- Opening Delimiter -
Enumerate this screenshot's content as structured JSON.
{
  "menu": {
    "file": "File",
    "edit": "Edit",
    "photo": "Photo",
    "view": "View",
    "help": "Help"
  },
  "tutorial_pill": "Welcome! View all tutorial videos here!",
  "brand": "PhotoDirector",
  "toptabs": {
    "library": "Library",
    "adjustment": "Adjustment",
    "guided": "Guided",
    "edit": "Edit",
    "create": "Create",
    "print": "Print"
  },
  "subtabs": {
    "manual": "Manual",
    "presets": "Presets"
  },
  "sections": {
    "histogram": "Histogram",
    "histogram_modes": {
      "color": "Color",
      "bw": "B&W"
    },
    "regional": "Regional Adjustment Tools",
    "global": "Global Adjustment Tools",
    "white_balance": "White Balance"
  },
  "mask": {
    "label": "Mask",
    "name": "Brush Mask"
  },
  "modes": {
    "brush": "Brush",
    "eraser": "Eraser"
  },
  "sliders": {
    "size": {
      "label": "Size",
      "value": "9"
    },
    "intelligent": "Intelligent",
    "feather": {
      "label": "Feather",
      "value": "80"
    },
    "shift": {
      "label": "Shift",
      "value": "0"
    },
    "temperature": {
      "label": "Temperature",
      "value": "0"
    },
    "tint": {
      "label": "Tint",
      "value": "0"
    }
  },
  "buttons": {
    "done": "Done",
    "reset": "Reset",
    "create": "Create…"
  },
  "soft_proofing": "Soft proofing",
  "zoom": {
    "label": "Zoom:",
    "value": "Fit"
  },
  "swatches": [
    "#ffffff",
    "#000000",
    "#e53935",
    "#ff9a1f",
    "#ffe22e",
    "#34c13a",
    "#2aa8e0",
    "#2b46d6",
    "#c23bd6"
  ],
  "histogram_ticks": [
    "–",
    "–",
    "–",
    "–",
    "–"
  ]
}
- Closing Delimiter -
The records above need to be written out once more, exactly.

Enumerate this screenshot's content as structured JSON.
{
  "menu": {
    "file": "File",
    "edit": "Edit",
    "photo": "Photo",
    "view": "View",
    "help": "Help"
  },
  "tutorial_pill": "Welcome! View all tutorial videos here!",
  "brand": "PhotoDirector",
  "toptabs": {
    "library": "Library",
    "adjustment": "Adjustment",
    "guided": "Guided",
    "edit": "Edit",
    "create": "Create",
    "print": "Print"
  },
  "subtabs": {
    "manual": "Manual",
    "presets": "Presets"
  },
  "sections": {
    "histogram": "Histogram",
    "histogram_modes": {
      "color": "Color",
      "bw": "B&W"
    },
    "regional": "Regional Adjustment Tools",
    "global": "Global Adjustment Tools",
    "white_balance": "White Balance"
  },
  "mask": {
    "label": "Mask",
    "name": "Brush Mask"
  },
  "modes": {
    "brush": "Brush",
    "eraser": "Eraser"
  },
  "sliders": {
    "size": {
      "label": "Size",
      "value": "9"
    },
    "intelligent": "Intelligent",
    "feather": {
      "label": "Feather",
      "value": "80"
    },
    "shift": {
      "label": "Shift",
      "value": "0"
    },
    "temperature": {
      "label": "Temperature",
      "value": "0"
    },
    "tint": {
      "label": "Tint",
      "value": "0"
    }
  },
  "buttons": {
    "done": "Done",
    "reset": "Reset",
    "create": "Create…"
  },
  "soft_proofing": "Soft proofing",
  "zoom": {
    "label": "Zoom:",
    "value": "Fit"
  },
  "swatches": [
    "#ffffff",
    "#000000",
    "#e53935",
    "#ff9a1f",
    "#ffe22e",
    "#34c13a",
    "#2aa8e0",
    "#2b46d6",
    "#c23bd6"
  ],
  "histogram_ticks": [
    "–",
    "–",
    "–",
    "–",
    "–"
  ]
}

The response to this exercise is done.